Bunnies: Part One
nytheatre.com review by Richard Hinojosa
May 26, 2005
I love urban legends and ridiculous tabloid gossip. Purely for their entertainment value, mind you: I don’t buy into them, but some people do. Playwright Todd Carlstrom takes a historical tabloid headline (that is evidently well documented) and turns it into a very funny postmodern comedy written entirely in blank verse. It is running as part of the Spring Fever Festival down in the Lower East Side at CSV Cultural Center.
Bunnies Part 1 is set in the year 1726 in England. We meet a young pregnant woman who has decided to con everyone into believing that she is giving birth to bunnies. Not whole bunnies, mind you, but bunny parts (and she shoots them across the room). Her motive is that she is looking for some sort of hand-out. She has her husband bring one of her "birthed" bunny fragments to a local doctor, who checks it out and is quickly convinced of its authenticity. He writes a letter to other doctors and that letter eventually makes it all the way to the King. The King dispatches his Royal Anatomist to validate the story. The Royal Anatomist elicits the help of a pop doctor who wants nothing more than to make himself famous over a bizarre story like this. In the end the Royal Anatomist’s skepticism is no match for the pop doctor’s Unbridled Lust for Power (capitalized because Unbridled Lust for Power is actually a character in this play). That concludes Part 1 of the story. Part 2 is to be released soon.

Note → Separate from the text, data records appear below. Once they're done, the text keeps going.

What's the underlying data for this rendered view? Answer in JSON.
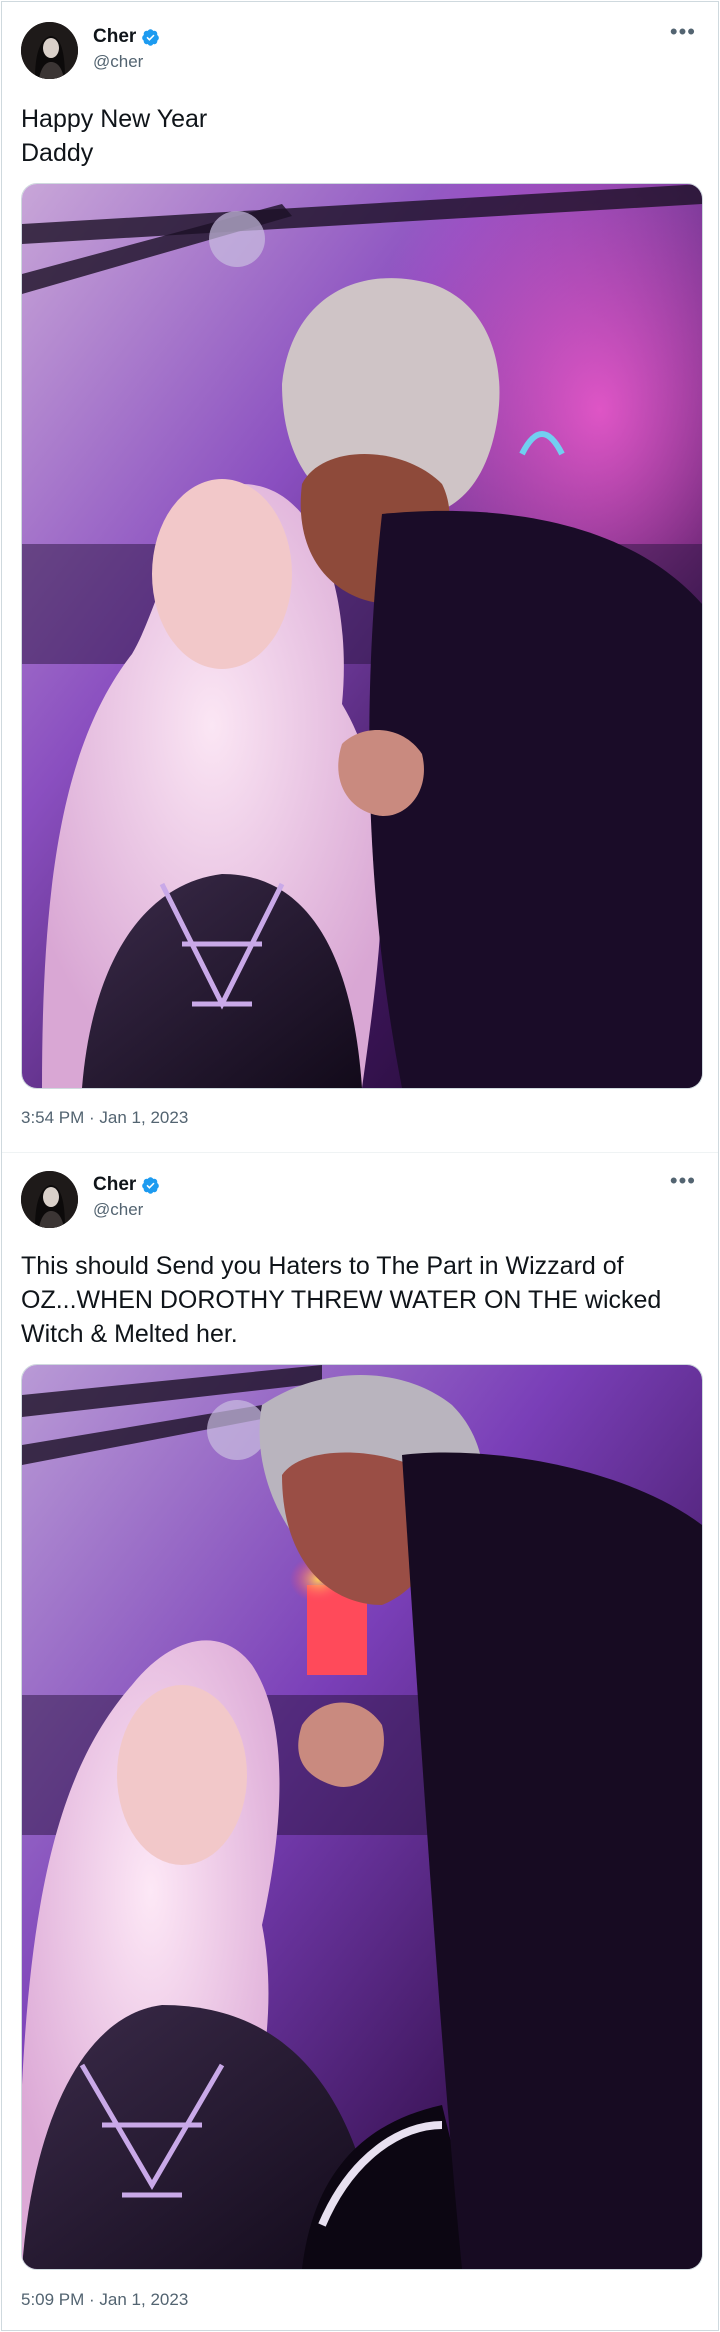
{
  "tweets": [
    {
      "display_name": "Cher",
      "handle": "@cher",
      "text": "Happy New Year\nDaddy",
      "timestamp": "3:54 PM · Jan 1, 2023",
      "more_icon": "more-horizontal-icon"
    },
    {
      "display_name": "Cher",
      "handle": "@cher",
      "text": "This should Send you Haters to The Part in Wizzard of OZ...WHEN DOROTHY THREW WATER ON THE wicked Witch & Melted her.",
      "timestamp": "5:09 PM · Jan 1, 2023",
      "more_icon": "more-horizontal-icon"
    }
  ],
  "colors": {
    "verified": "#1d9bf0",
    "text_primary": "#0f1419",
    "text_secondary": "#536471",
    "border": "#cfd9de"
  }
}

Carlstrom is a master at writing the eloquence of 18th century King’s English. The show’s postmodern style matches the quirkiness of its premise and Carlstrom delivers some odd yet stageworthy characters, like a newspaper that reads itself and the personifications of Unbridled Lust for Power and Good Sense. The play shines some light on why people have a need to believe in something extraordinary while also illuminating why other people have a need to deceive. Carlstrom’s imagination is so out there that I was immediately sucked in and I found myself craving an endless stream of whimsical events.
Thankfully, director/costumer/sound designer Tomi Tsunoda envisioned the same sort of whimsical world that I craved. She creates an atmosphere where everything is tongue-in-cheek and the only thing of any value is kitsch value. From the snappy Esquivel played during all 18 scene changes to the eber-campy costumes, Tsunoda’s vision of a postmodern historical tabloid story hits right on the mark.
The ensemble also hits the mark. It is a fairly large cast and most play multiple roles. Richard Bubbico grabs a lot of attention as local doctor John Howard, and is meant to be the character with whom we identify as the story unfolds. Douglas R. Paulson balances subtlety and spunk perfectly as the pop doctor in search of fame. Rory Sheridan and Julie Katz are absolutely hilarious in every role they touch. Jay Gaussoin is also very funny as the barely coherent King George. But for me it is Laura Esposito who steals the night as the bunny-squirting Mary Toft.
Bunnies Part 1 is without a doubt a funny and highly imaginative show. I could see the elements of good writing, acting and directing coming together to form something greater than its parts, like all the flying bunny parts coming together to make a rabbit. The producing company, breedingground productions, presents this festival in the hopes that they can help other self-producing artists get their stuff out there. I think that’s a great cause, so check this work out.